*TASK DIRECTIONS*
Whenever a line of the entries below holds the string "JSON", copy that line and return it.

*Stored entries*
BEGIN

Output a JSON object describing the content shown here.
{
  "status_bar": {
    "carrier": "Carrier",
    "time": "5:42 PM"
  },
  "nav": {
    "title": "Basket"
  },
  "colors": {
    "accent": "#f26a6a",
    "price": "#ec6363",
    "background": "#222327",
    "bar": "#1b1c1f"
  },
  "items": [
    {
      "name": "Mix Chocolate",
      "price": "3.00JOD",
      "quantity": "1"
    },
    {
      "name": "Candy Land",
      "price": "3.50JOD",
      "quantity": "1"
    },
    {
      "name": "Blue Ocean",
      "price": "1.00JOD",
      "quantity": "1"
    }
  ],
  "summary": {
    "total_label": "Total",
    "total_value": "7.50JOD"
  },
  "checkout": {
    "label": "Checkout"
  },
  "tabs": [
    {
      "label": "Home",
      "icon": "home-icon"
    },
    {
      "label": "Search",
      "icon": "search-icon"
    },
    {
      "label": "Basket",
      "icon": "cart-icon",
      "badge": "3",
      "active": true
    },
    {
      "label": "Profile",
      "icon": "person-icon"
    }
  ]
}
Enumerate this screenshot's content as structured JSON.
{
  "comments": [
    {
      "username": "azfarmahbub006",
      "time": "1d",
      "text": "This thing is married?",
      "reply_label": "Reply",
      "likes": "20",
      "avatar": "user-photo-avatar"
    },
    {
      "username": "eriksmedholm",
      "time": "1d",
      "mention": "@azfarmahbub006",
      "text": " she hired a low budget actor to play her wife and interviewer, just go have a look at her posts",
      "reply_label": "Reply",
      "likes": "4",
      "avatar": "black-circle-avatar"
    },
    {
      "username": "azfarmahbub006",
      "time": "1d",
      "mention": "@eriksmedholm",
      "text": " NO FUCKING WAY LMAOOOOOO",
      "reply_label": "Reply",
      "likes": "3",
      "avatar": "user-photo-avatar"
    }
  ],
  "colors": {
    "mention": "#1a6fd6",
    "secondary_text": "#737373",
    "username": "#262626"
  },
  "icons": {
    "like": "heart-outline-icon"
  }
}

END
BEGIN

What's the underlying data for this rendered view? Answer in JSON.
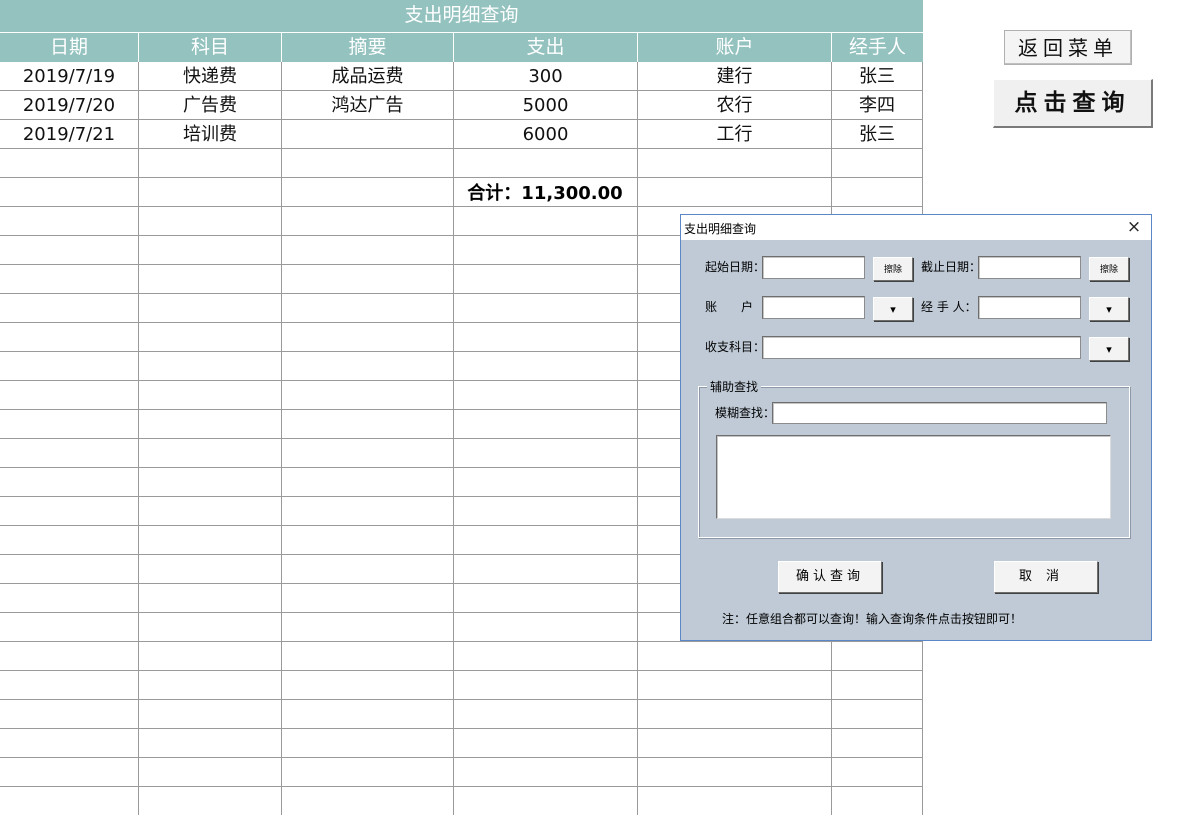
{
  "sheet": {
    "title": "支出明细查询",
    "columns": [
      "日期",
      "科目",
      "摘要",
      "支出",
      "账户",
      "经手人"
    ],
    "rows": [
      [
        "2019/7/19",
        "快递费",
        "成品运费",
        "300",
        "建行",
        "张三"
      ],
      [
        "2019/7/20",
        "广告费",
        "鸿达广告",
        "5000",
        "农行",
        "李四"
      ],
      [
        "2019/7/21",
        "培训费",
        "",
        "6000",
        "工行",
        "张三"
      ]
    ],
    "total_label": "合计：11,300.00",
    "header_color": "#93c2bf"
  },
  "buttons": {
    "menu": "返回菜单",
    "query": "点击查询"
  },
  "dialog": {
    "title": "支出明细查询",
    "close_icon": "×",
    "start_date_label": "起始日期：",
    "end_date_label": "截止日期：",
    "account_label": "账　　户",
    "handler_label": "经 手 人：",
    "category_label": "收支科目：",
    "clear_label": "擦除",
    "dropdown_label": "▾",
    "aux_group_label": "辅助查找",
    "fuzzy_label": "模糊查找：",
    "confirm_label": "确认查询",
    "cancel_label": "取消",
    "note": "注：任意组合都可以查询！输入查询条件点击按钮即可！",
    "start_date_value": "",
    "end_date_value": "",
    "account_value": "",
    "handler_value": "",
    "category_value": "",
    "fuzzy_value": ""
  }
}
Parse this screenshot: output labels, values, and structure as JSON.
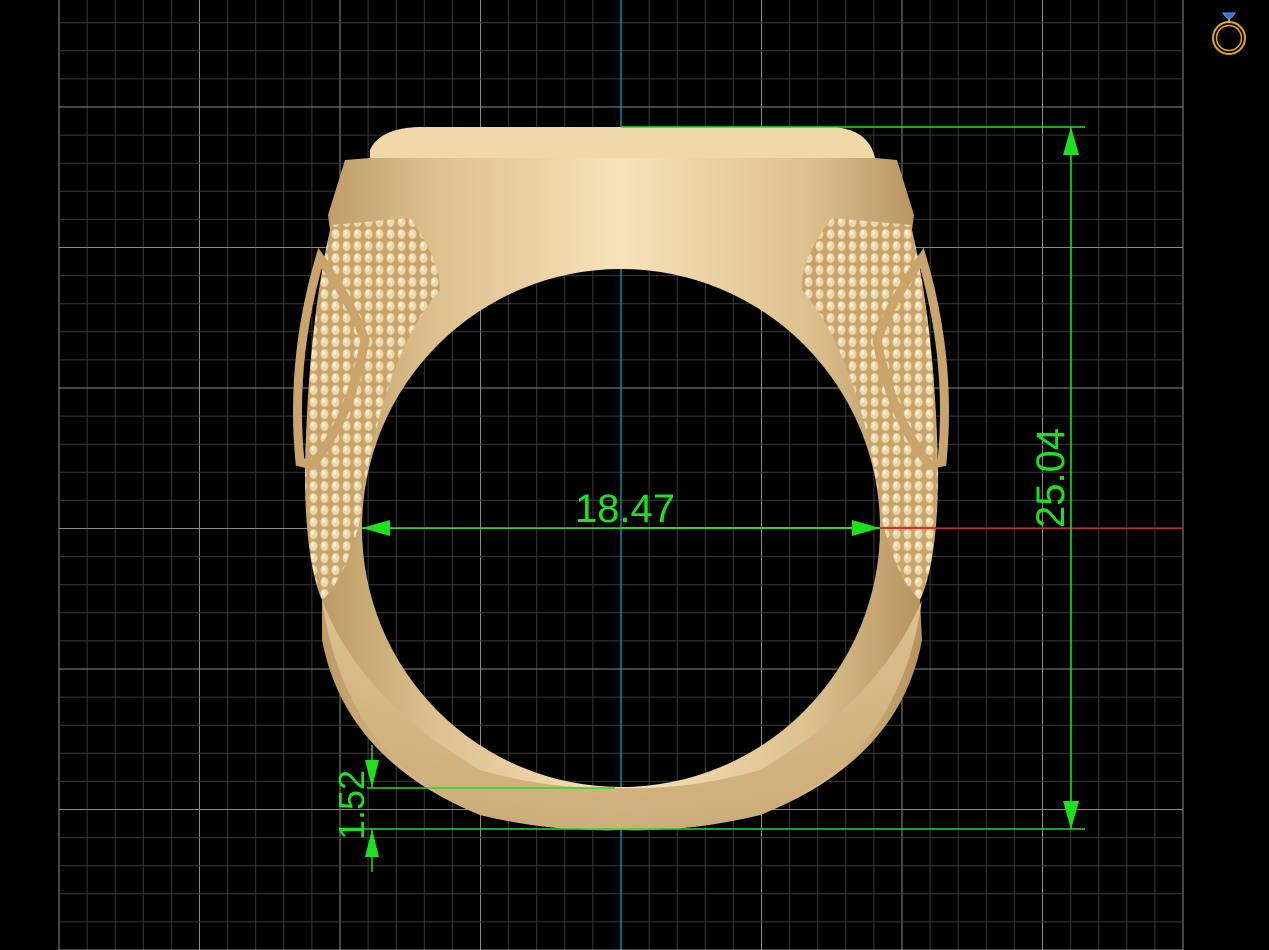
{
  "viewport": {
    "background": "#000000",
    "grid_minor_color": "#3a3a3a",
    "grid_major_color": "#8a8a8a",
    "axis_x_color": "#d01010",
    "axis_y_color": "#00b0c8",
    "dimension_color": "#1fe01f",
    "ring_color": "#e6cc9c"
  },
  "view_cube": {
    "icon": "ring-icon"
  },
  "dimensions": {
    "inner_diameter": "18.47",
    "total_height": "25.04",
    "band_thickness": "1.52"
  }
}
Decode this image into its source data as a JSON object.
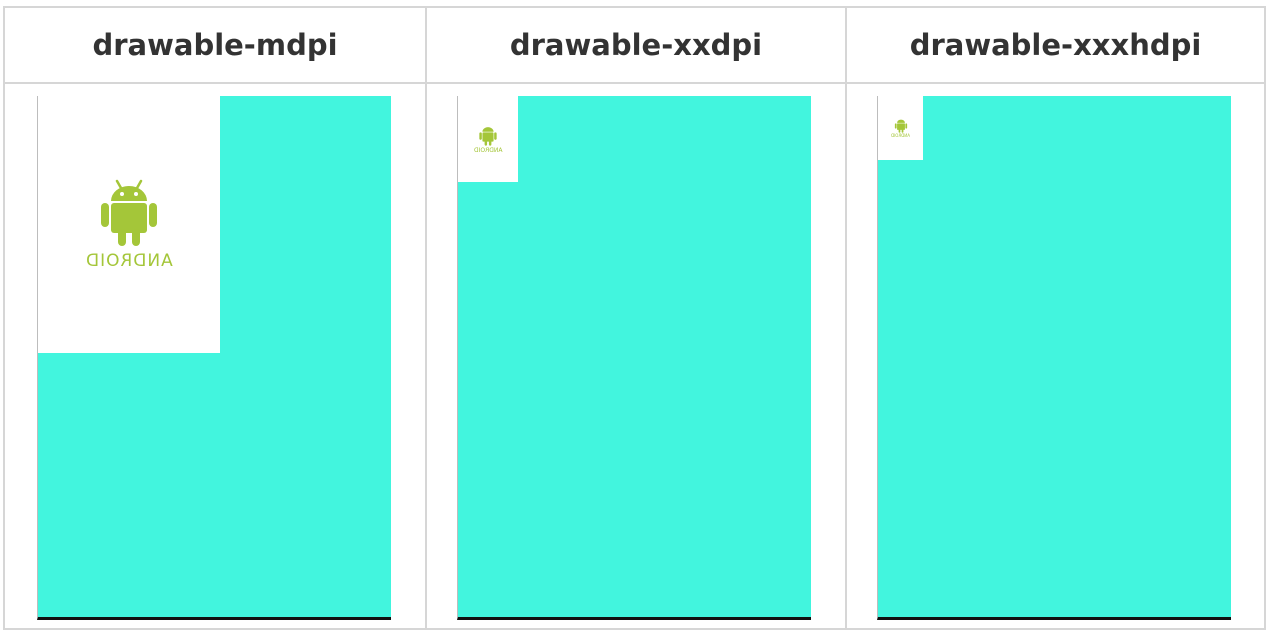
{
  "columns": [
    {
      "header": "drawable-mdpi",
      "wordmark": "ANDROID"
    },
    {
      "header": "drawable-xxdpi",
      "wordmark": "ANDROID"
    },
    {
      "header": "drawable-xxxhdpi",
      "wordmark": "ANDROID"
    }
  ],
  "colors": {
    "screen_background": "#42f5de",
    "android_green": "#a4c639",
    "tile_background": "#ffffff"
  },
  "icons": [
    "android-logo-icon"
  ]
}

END

*RESULT OF THIS TASK*
Output a JSON object describing the content shown here.
Enumerate this screenshot's content as structured JSON.
What's the underlying data for this rendered view? Answer in JSON.
Parse this screenshot: output labels, values, and structure as JSON.
Decode this image into its source data as a JSON object.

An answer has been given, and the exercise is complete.